For our last day in the Galapagos, National Geographic Islander II navigated towards San Cristobal Island. Also known as Chatham, San Cristobal is the fifth largest island at 557 square kilometers. Besides its peculiar geologic formation, the island is the easternmost point of the archipelago and is home to the capital.

By morning, National Geographic Islander II was anchored at Punta Pitt on the northeastern side of the island. We made a wet landing on a colorful, 90-meter, ash and olivine beach for a 1.6 km walk along the rim of a tuff cone. We had the unique opportunity to spot three species of boobies found in the Galapagos.

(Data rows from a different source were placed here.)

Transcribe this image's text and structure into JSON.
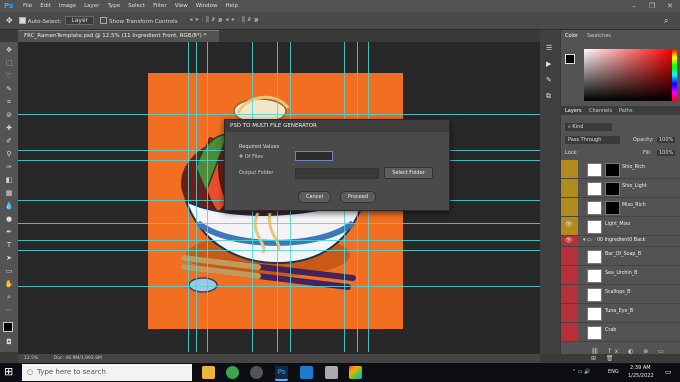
{
  "menubar": {
    "app_logo": "Ps",
    "items": [
      "File",
      "Edit",
      "Image",
      "Layer",
      "Type",
      "Select",
      "Filter",
      "View",
      "Window",
      "Help"
    ],
    "window_controls": [
      "minimize-icon",
      "restore-icon",
      "close-icon"
    ]
  },
  "options_bar": {
    "auto_select_label": "Auto-Select:",
    "auto_select_value": "Layer",
    "transform_label": "Show Transform Controls"
  },
  "document": {
    "tab_title": "FRC_RamenTemplate.psd @ 12.5% (11 Ingredient Front, RGB/8*) *",
    "zoom": "12.5%",
    "doc_size": "Doc: 46.9M/1,993.8M",
    "accent_color": "#f26f21",
    "guide_color": "#4fd6d6"
  },
  "dialog": {
    "title": "PSD TO MULTI FILE GENERATOR",
    "section_label": "Required Values",
    "files_label": "# Of Files",
    "files_value": "",
    "output_label": "Output Folder",
    "output_value": "",
    "select_folder_button": "Select Folder",
    "cancel_button": "Cancel",
    "proceed_button": "Proceed"
  },
  "color_panel": {
    "tabs": [
      "Color",
      "Swatches"
    ]
  },
  "layers_panel": {
    "tabs": [
      "Layers",
      "Channels",
      "Paths"
    ],
    "filter_label": "Kind",
    "blend_mode": "Pass Through",
    "opacity_label": "Opacity:",
    "opacity_value": "100%",
    "lock_label": "Lock:",
    "fill_label": "Fill:",
    "fill_value": "100%",
    "layers": [
      {
        "name": "Shio_Rich"
      },
      {
        "name": "Shio_Light"
      },
      {
        "name": "Miso_Rich"
      },
      {
        "name": "Light_Miso"
      },
      {
        "name": "00 Ingredient0 Back"
      },
      {
        "name": "Bar_Of_Soap_B"
      },
      {
        "name": "Sea_Urchin_B"
      },
      {
        "name": "Scallops_B"
      },
      {
        "name": "Tuna_Eye_B"
      },
      {
        "name": "Crab"
      }
    ]
  },
  "taskbar": {
    "search_placeholder": "Type here to search",
    "language": "ENG",
    "time": "2:39 AM",
    "date": "1/25/2022"
  }
}
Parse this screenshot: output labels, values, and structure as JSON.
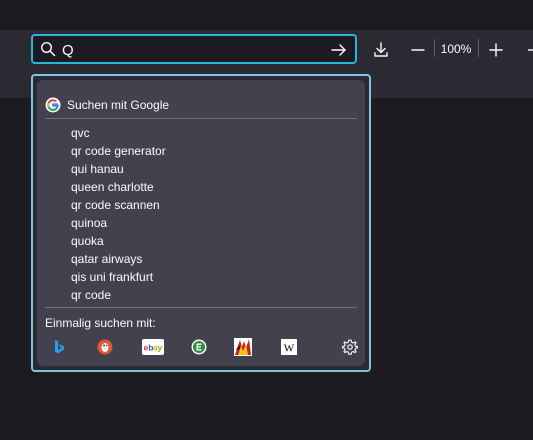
{
  "urlbar": {
    "value": "Q"
  },
  "toolbar": {
    "zoom": "100%",
    "icons": [
      "search-icon",
      "arrow-right-icon",
      "download-icon",
      "zoom-out-icon",
      "zoom-in-icon"
    ]
  },
  "popup": {
    "header": "Suchen mit Google",
    "suggestions": [
      "qvc",
      "qr code generator",
      "qui hanau",
      "queen charlotte",
      "qr code scannen",
      "quinoa",
      "quoka",
      "qatar airways",
      "qis uni frankfurt",
      "qr code"
    ],
    "oneoff_label": "Einmalig suchen mit:",
    "engines": [
      "bing-icon",
      "duckduckgo-icon",
      "ebay-icon",
      "ecosia-icon",
      "leo-icon",
      "wikipedia-icon",
      "gear-icon"
    ]
  },
  "colors": {
    "accent": "#28b7d7",
    "popup_bg": "#42414d",
    "toolbar_bg": "#2b2a33",
    "page_bg": "#1c1b22"
  }
}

After the refreshing water activities at Punta Pitt, National Geographic Islander II headed toward our next destination, Cerro Brujo. At this visitors’ site, guests enjoyed the peaceful waters of the Pacific Ocean while admiring a beautiful combination of contrasting blues, blacks, greens, and browns from the coastline and the distant tuff formation.

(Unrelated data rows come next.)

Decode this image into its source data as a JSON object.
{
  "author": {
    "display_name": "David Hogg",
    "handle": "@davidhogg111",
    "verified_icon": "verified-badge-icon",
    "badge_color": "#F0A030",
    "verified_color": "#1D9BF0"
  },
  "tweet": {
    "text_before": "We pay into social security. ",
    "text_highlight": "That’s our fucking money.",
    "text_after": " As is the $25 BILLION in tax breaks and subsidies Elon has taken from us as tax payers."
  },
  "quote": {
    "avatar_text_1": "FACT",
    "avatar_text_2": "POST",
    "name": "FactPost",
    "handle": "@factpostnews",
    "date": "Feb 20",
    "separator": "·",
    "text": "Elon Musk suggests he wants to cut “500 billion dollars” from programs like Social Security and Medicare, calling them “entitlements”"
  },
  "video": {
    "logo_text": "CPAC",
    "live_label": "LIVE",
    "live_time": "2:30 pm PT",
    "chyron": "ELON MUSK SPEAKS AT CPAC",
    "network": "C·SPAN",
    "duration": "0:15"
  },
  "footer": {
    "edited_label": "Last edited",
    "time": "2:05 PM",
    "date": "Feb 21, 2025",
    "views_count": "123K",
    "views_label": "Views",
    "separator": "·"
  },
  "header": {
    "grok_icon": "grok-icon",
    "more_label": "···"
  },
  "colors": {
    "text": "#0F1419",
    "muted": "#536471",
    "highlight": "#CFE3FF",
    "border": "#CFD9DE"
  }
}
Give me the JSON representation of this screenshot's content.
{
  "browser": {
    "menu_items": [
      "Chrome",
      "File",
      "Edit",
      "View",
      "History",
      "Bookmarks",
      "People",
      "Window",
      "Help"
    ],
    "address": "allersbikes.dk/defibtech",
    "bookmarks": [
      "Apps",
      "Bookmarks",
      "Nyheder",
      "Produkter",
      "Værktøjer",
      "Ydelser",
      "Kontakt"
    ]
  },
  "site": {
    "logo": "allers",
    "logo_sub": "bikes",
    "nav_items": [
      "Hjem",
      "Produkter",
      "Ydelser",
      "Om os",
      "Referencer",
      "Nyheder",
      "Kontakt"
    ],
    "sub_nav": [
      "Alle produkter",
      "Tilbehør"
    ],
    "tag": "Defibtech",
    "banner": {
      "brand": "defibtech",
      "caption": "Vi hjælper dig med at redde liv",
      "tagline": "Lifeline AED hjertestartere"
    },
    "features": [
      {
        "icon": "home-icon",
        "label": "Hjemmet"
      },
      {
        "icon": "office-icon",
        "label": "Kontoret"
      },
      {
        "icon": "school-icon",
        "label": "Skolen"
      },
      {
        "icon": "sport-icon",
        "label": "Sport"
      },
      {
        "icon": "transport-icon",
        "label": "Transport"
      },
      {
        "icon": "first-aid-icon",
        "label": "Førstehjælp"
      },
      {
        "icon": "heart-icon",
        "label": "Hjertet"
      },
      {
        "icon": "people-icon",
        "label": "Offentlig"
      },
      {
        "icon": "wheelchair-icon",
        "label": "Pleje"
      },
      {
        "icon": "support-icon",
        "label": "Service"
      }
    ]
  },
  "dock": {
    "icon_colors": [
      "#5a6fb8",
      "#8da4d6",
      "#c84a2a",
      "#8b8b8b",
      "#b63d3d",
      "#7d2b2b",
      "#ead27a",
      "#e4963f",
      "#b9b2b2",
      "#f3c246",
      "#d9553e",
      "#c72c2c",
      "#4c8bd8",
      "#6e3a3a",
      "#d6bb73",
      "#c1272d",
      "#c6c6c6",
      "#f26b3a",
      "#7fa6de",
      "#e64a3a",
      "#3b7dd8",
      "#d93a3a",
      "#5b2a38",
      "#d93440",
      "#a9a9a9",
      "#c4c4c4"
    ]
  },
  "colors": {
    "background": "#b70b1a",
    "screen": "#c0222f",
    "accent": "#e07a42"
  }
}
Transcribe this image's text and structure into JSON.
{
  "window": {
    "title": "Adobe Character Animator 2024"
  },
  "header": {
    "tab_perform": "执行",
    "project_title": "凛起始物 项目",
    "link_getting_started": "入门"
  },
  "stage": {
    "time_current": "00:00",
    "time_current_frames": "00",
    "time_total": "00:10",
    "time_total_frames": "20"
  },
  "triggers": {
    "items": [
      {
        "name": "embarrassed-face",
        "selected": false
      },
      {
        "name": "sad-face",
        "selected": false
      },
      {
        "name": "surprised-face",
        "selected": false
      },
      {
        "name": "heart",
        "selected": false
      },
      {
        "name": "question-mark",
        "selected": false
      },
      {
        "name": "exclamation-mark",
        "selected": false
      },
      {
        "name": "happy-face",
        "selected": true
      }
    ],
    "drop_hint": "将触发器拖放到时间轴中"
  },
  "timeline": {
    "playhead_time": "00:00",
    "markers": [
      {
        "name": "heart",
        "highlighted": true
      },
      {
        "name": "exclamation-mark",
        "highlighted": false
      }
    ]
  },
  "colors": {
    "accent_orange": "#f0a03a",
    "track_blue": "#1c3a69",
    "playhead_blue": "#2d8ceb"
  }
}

After a wonderful and full last day in the Galapagos, we ended the day with a unique and historical view of mythical Kicker Rock. This eroded tuff cone worked as a nautical point for historical characters like James Colnett, Charles Darwin, and David Porter. Nowadays, it is the emblem of San Cristobal’s tourism.